So nostalgia and the invocation of things past has always thrown me. I've enjoyed music which recreates some previous form, but I've never been entirely comfortable with the idea, and I still can't quite shake the feeling that Stereolab were only ever the krautrock Showaddywaddy - which isn't to say that I dislike them. In fact I have about seven or eight albums - Switched On, and then - tellingly - various things picked up at CD & DVD Exchange, because for some reason CD & DVD Exchange always has a ton of old Stereolab in the racks. I inevitably own albums by Neu! and La Düsseldorf and the rest, so I know where Stereolab were coming from; and I used to write to Tim Gane back when he was in the Unkommuniti, and that krautrock chug was already evident even on those tapes he recorded in his bedroom in homage to H.P. Lovecraft.
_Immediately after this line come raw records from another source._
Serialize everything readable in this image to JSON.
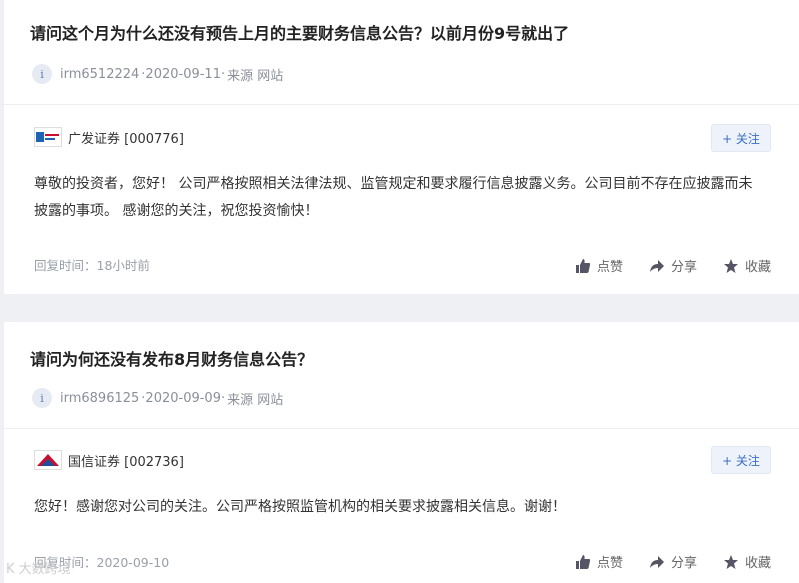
{
  "posts": [
    {
      "question": "请问这个月为什么还没有预告上月的主要财务信息公告？以前月份9号就出了",
      "user": "irm6512224",
      "date": "·2020-09-11·",
      "source": "来源 网站",
      "company": "广发证券 [000776]",
      "follow_label": "+ 关注",
      "answer": "尊敬的投资者，您好！ 公司严格按照相关法律法规、监管规定和要求履行信息披露义务。公司目前不存在应披露而未披露的事项。 感谢您的关注，祝您投资愉快！",
      "reply_time": "回复时间：18小时前",
      "like_label": "点赞",
      "share_label": "分享",
      "collect_label": "收藏"
    },
    {
      "question": "请问为何还没有发布8月财务信息公告？",
      "user": "irm6896125",
      "date": "·2020-09-09·",
      "source": "来源 网站",
      "company": "国信证券 [002736]",
      "follow_label": "+ 关注",
      "answer": "您好！感谢您对公司的关注。公司严格按照监管机构的相关要求披露相关信息。谢谢！",
      "reply_time": "回复时间：2020-09-10",
      "like_label": "点赞",
      "share_label": "分享",
      "collect_label": "收藏"
    }
  ],
  "watermark": "K 大数跨境",
  "colors": {
    "accent": "#3a6fc4",
    "meta": "#8a8f99",
    "bg": "#eef0f3"
  }
}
Yet of all the albums, I've listened to Switched On a lot, and the rest only every so often when I'll dig one out and wonder whether it was as good as Switched On, which it never is. It's not even like the others are as repetitive as I tend to remember them being. Each album sounds a little different, representing some subtle variation on a theme, but the differences are such that it always feels as though someone found a previously undiscovered clip of 1970s Open University and a whole new seam of retrofuturism ripe for exploitation; and you begin to wonder if anyone in the band was ever told off for accidentally sounding like something which happened later than 1975. Maybe this sonic resuscitation of forgotten sound is justified as a one-off exercise in working within certain limitations, but an entire back catalogue?
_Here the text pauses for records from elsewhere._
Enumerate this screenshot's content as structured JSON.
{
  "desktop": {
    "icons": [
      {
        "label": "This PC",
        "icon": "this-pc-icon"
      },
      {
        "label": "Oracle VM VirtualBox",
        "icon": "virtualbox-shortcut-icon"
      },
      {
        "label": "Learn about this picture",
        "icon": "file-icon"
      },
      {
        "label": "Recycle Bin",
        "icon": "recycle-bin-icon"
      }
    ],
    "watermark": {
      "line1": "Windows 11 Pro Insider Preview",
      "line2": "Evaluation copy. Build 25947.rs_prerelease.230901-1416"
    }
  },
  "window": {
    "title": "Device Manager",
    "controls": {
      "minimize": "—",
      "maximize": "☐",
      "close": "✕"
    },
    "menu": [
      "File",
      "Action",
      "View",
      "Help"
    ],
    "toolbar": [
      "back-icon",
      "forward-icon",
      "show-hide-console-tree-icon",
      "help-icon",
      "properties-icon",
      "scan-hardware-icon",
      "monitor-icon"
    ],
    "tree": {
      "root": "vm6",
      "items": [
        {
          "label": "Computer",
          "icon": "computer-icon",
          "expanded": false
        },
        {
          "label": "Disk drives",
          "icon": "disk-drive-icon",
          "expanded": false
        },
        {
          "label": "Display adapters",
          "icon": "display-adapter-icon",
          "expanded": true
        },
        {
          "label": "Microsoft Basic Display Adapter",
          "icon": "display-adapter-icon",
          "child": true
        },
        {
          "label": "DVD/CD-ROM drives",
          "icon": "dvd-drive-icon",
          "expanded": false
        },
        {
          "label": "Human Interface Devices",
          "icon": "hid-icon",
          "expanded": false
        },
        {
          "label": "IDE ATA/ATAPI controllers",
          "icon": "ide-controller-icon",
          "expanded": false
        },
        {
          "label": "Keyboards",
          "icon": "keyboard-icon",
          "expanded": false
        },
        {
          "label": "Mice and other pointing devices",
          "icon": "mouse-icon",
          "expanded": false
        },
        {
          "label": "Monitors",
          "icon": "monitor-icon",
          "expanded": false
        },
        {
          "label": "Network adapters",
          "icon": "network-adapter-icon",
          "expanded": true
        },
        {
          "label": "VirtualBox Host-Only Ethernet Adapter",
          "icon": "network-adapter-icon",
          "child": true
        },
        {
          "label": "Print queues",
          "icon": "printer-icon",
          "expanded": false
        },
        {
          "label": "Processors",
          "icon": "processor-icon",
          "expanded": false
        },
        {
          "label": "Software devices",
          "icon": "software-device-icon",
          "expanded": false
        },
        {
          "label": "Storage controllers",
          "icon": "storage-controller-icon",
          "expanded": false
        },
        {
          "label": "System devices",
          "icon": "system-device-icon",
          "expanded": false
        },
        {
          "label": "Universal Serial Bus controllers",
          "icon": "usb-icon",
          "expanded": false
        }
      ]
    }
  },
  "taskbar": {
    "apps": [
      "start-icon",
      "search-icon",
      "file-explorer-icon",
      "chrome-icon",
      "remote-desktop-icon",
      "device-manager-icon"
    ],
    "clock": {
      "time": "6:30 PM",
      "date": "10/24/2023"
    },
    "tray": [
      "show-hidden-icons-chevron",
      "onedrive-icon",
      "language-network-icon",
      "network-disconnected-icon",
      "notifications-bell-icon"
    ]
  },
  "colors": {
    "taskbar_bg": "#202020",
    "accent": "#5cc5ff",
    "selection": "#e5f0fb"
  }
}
Denim got away with it somehow, or got away with a variation on this sort of necromancy, but there seemed to be a peculiarly militant purpose there. Billy Childish justifies what he does by arguing that if something still works, then you may as well put it to use, which is after all why so many blues records still sound powerful half a century later; but I just don't know with Stereolab. There's a track on Sound-Dust which sounds like fucking Lily the Pink, which is just being cunty for the sake of it, if you ask me - which you sort of did by virtue of your having read this far.
It's all bollocks.
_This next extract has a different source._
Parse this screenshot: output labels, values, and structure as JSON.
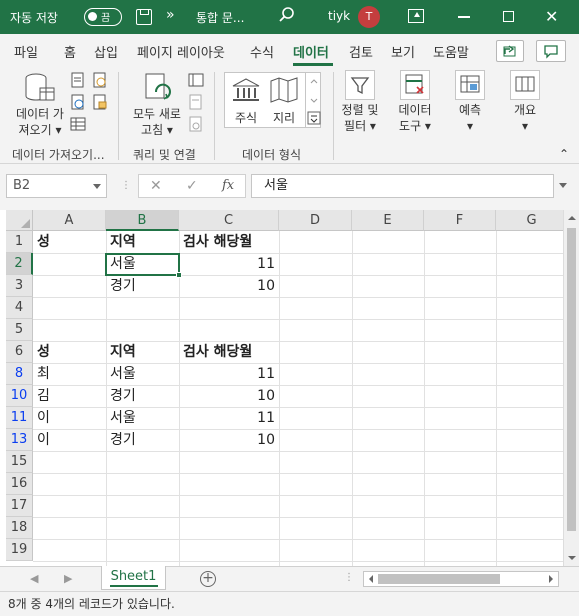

Switched On was the first Stereolab record I heard, given to me for my birthday by my girlfriend of the time, and I didn't really listen to it until a few nights before we were about to split up, nearly a year later. She was moving away and I knew it wasn't going to last much longer, which was probably for the best but it was a weird time. I was confused, upset, couldn't sleep, and I stayed up one night listening to this record over and over until about four in the morning; and it sounded perfect, almost happy with a profound twist of melancholia, a feeling which couldn't even be described in words. It's in the drone and the repetition, the contrast of the chug with sweet voices, and the key change which takes three or four minutes to build to a peak and then pulls your heart out when it flips over. None of their other records ever came close for me, not compared to this one; and that is what music is about - not some wibbling crap longing for the security of the familiar because it's scary out there, or mathematical equations supposedly proving that Bob Dylan is 87% more betterer than Stormzy because he doesn't need to say cunt or bollocks to express himself. I couldn't give a shit what Switched On does in terms of musicology or whether anyone else in the universe gets the same out of it as I do. I only care what it does when I listen to it.
See also all other music ever.